And, of course, a couple traditional varieties of the band's hard rock spirit: another spin-off from the pub boogie of ʽCan't Get Enoughʼ (ʽLonely For Your Loveʼ, perfect for stomping your beer mug on the table) and another metal-tinged blues-rock growler (ʽEvil Windʼ, also «spoiled» a bit with the band's strange new passion for electronic percussion). The soft, folksy numbers are no­thing to write home about, but ʽEarly In The Morningʼ could almost be worthy of a contemporary Eric Clapton solo record — not that this should be a reason for rejoicing.

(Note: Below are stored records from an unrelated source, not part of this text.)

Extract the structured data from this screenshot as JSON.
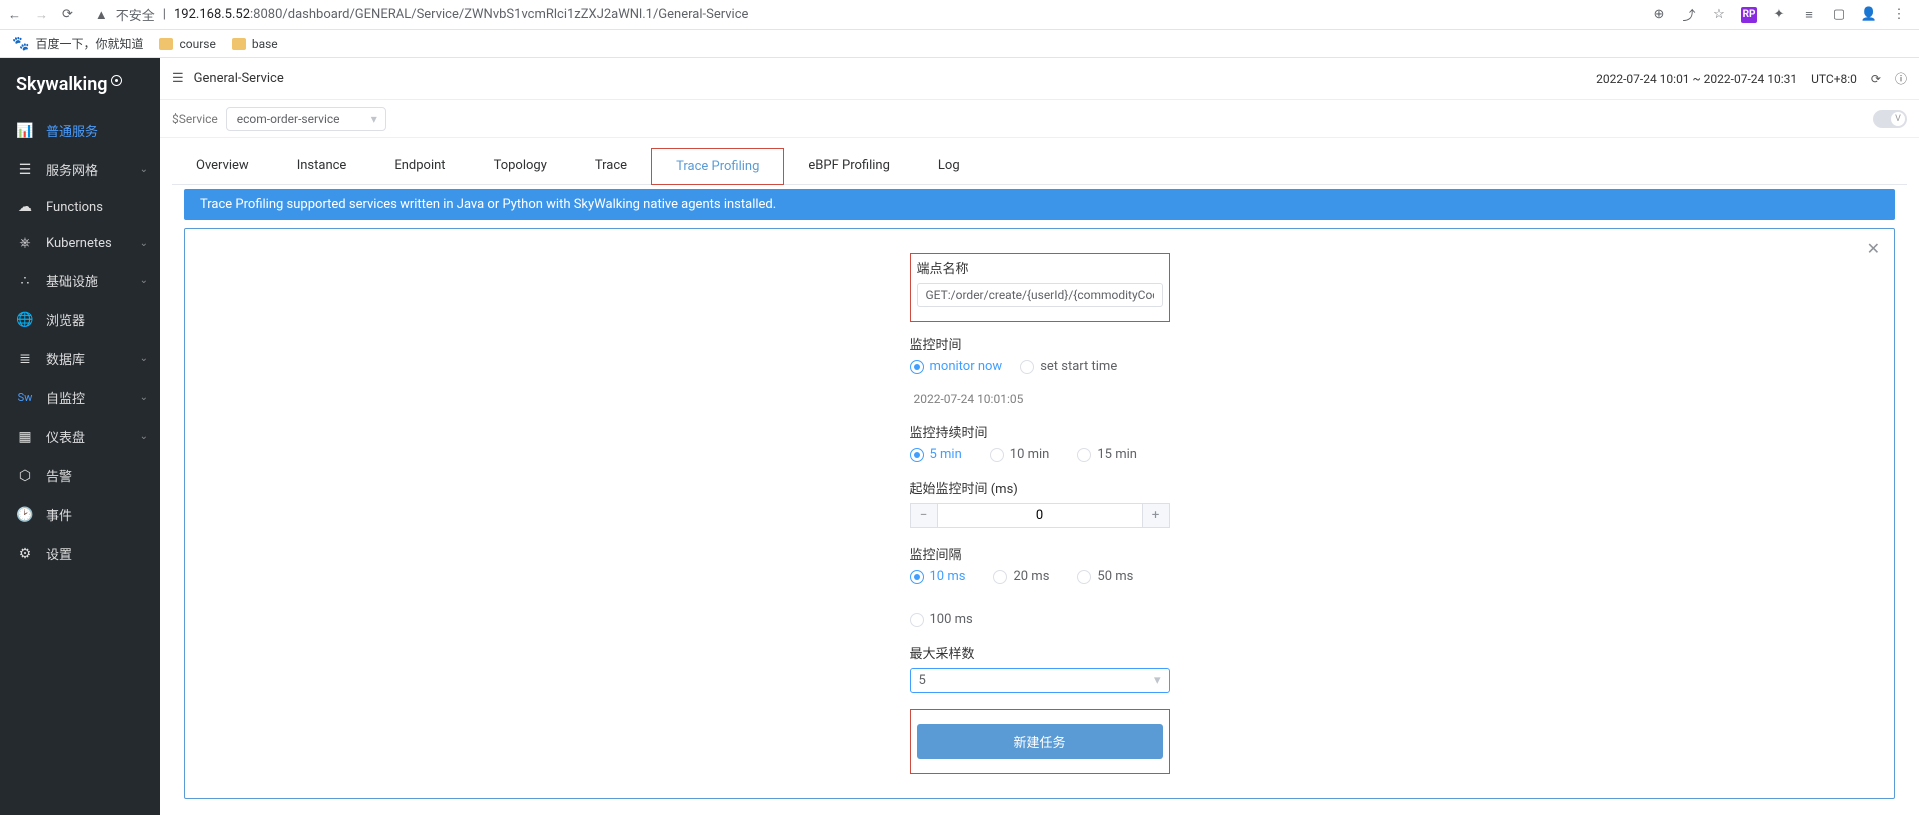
{
  "browser": {
    "insecure_label": "不安全",
    "url_host": "192.168.5.52",
    "url_port": ":8080",
    "url_path": "/dashboard/GENERAL/Service/ZWNvbS1vcmRlci1zZXJ2aWNl.1/General-Service"
  },
  "bookmarks": {
    "baidu": "百度一下，你就知道",
    "course": "course",
    "base": "base"
  },
  "sidebar": {
    "items": [
      {
        "label": "普通服务"
      },
      {
        "label": "服务网格"
      },
      {
        "label": "Functions"
      },
      {
        "label": "Kubernetes"
      },
      {
        "label": "基础设施"
      },
      {
        "label": "浏览器"
      },
      {
        "label": "数据库"
      },
      {
        "label": "自监控"
      },
      {
        "label": "仪表盘"
      },
      {
        "label": "告警"
      },
      {
        "label": "事件"
      },
      {
        "label": "设置"
      }
    ]
  },
  "topbar": {
    "title": "General-Service",
    "time_range": "2022-07-24 10:01 ~ 2022-07-24 10:31",
    "utc": "UTC+8:0"
  },
  "service": {
    "label": "$Service",
    "value": "ecom-order-service",
    "toggle_label": "V"
  },
  "tabs": {
    "items": [
      "Overview",
      "Instance",
      "Endpoint",
      "Topology",
      "Trace",
      "Trace Profiling",
      "eBPF Profiling",
      "Log"
    ]
  },
  "banner": "Trace Profiling supported services written in Java or Python with SkyWalking native agents installed.",
  "form": {
    "endpoint_label": "端点名称",
    "endpoint_value": "GET:/order/create/{userId}/{commodityCode}/{cou",
    "monitor_time_label": "监控时间",
    "monitor_now": "monitor now",
    "set_start_time": "set start time",
    "start_time_hint": "2022-07-24 10:01:05",
    "duration_label": "监控持续时间",
    "duration_opts": [
      "5 min",
      "10 min",
      "15 min"
    ],
    "threshold_label": "起始监控时间 (ms)",
    "threshold_value": "0",
    "interval_label": "监控间隔",
    "interval_opts": [
      "10 ms",
      "20 ms",
      "50 ms",
      "100 ms"
    ],
    "max_samples_label": "最大采样数",
    "max_samples_value": "5",
    "submit": "新建任务"
  }
}
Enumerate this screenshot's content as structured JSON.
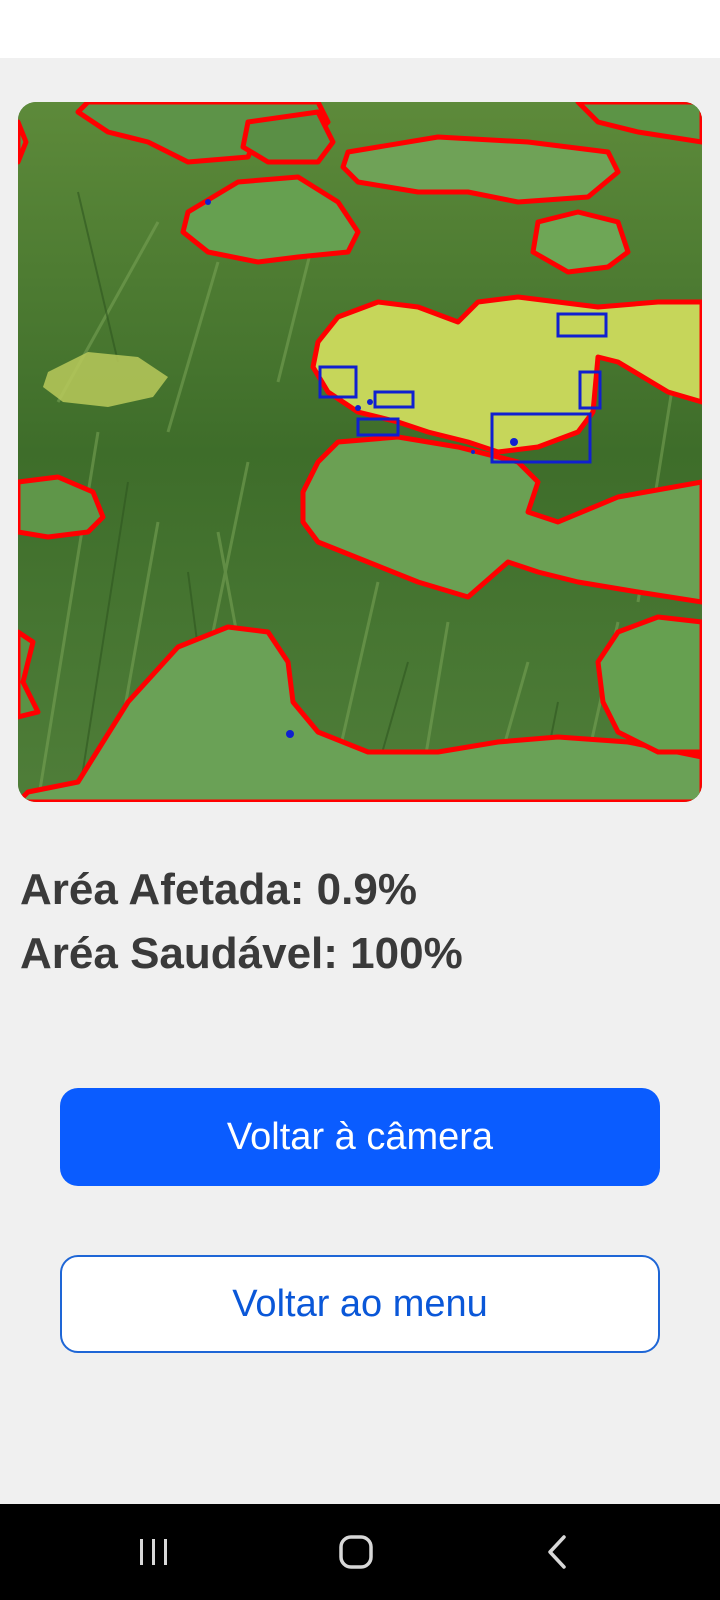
{
  "result": {
    "affected_area": "Aréa Afetada: 0.9%",
    "healthy_area": "Aréa Saudável: 100%"
  },
  "buttons": {
    "back_to_camera": "Voltar à câmera",
    "back_to_menu": "Voltar ao menu"
  },
  "navigation": {
    "recent_apps_icon": "recent-apps-icon",
    "home_icon": "home-icon",
    "back_icon": "back-icon"
  },
  "colors": {
    "primary": "#0a5cff",
    "segmentation_outline": "#ff0000",
    "detection_box": "#1020d0",
    "background": "#f0f0f0"
  }
}
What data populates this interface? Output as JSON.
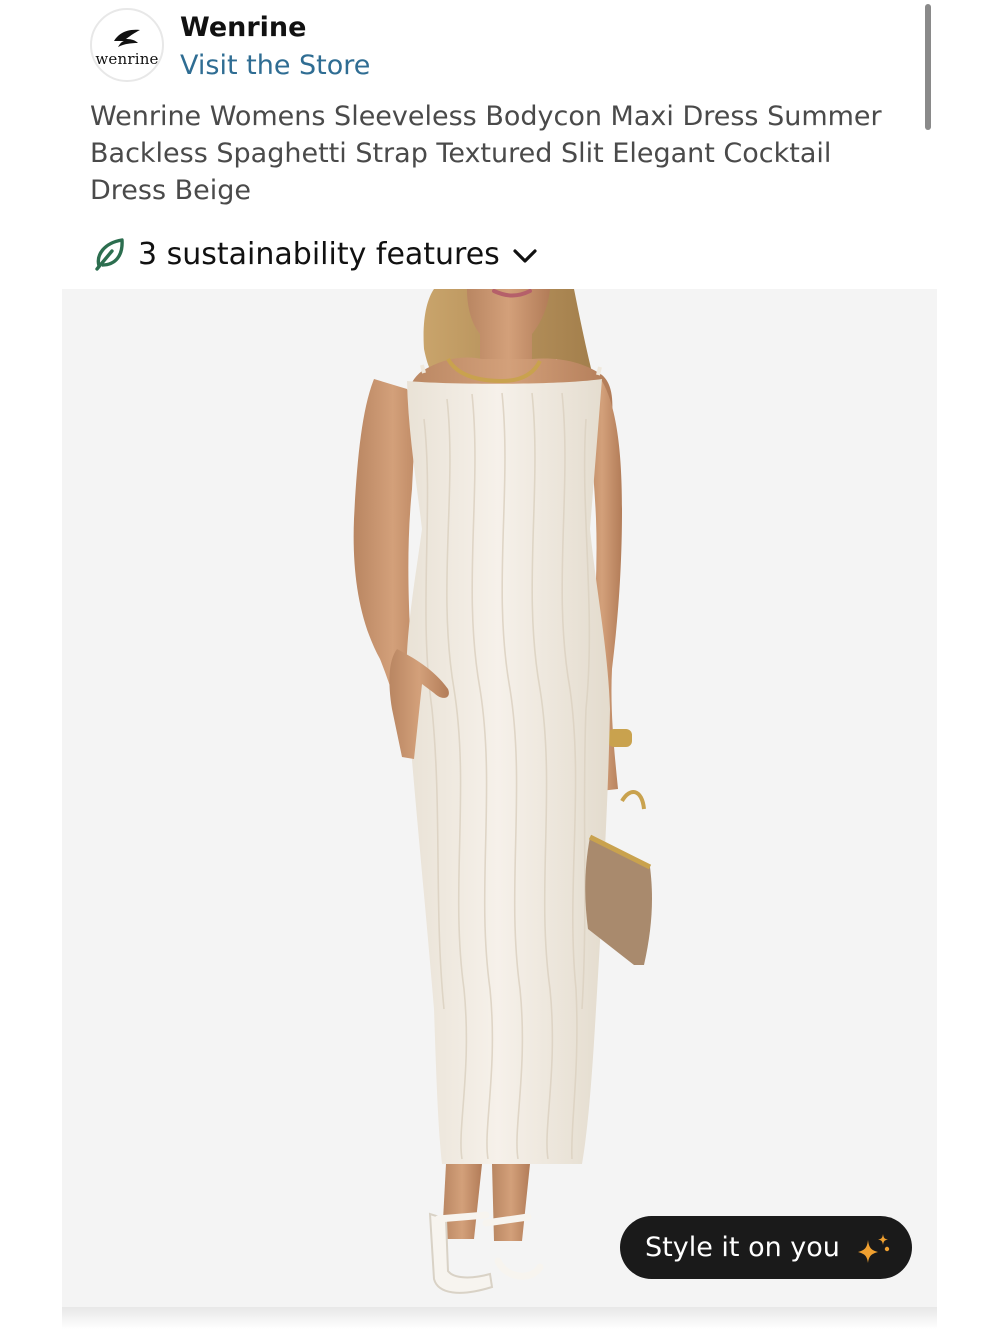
{
  "header": {
    "logo_text": "wenrine",
    "brand_name": "Wenrine",
    "store_link": "Visit the Store"
  },
  "product": {
    "title": "Wenrine Womens Sleeveless Bodycon Maxi Dress Summer Backless Spaghetti Strap Textured Slit Elegant Cocktail Dress Beige"
  },
  "sustainability": {
    "label": "3 sustainability features",
    "icon": "leaf-icon",
    "expand_icon": "chevron-down-icon"
  },
  "image": {
    "style_button_label": "Style it on you",
    "style_button_icon": "sparkle-icon"
  },
  "colors": {
    "link": "#2f6d93",
    "leaf": "#2c6e4f",
    "button_bg": "#1a1a1a",
    "sparkle": "#f0a030"
  }
}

In any case, the album puts the band at an interesting crossroads: the incorporation of synthe­sizers, disco rhythms, and a puff of New Wave spirit does not disrupt the continuity — this is still very much a bona fide Bad Company record — and points a possible way at a marginally respec­table future. Why they preferred not to pursue it any further is beyond my comprehension. Maybe Paul Rodgers got cornered by one of the truck drivers. Maybe they experienced a nervous break­down seeing the «disco sucks» campaign unfurl at the very moment that they came forward with their first experiment in the genre. May be a million other reasons — the fact is, this is the only point in the «listenable» part of their timeline that they had a good chance to modernize their sound and remain relevant for the next decade. Then again, does it really surprise anyone that they ended up blowing it?

Check "Desolation Angels" (CD) on Amazon
Check "Desolation Angels" (MP3) on Amazon


  1. Evil Wind only shows that there is not much difference between monotonous blues-rock and disco. The only relevant difference with Rhythm Machine I notice is that the first has a riff - and a pretty cool one. That riff is repeated endlessly though.
    The drum pattern at the other hand is exactly the same.
    A big plus of both songs is that BC finally plays a little faster than the strict and lame midtempo of the previous records.

  2. After getting off the bus at the "Burnin' Sky" terminal, and spending a few aimless hours out in the hot dusty wilderness, most fans tend to welcome the opportunity to get back on to a slightly modernized new vehicle with air conditioning and a few nice amenities. It's still a Greyhound rather than a fancy celebrity cruiser, but it's nice to know Bad Co. does make some attempts on this album to modernize its sound for a loyal audience that's simply had enough of the mid-tempo bar room blahs. So, I'll take "Desolation Angels" for what it is, and consider it the last Bad Co. product worth owning.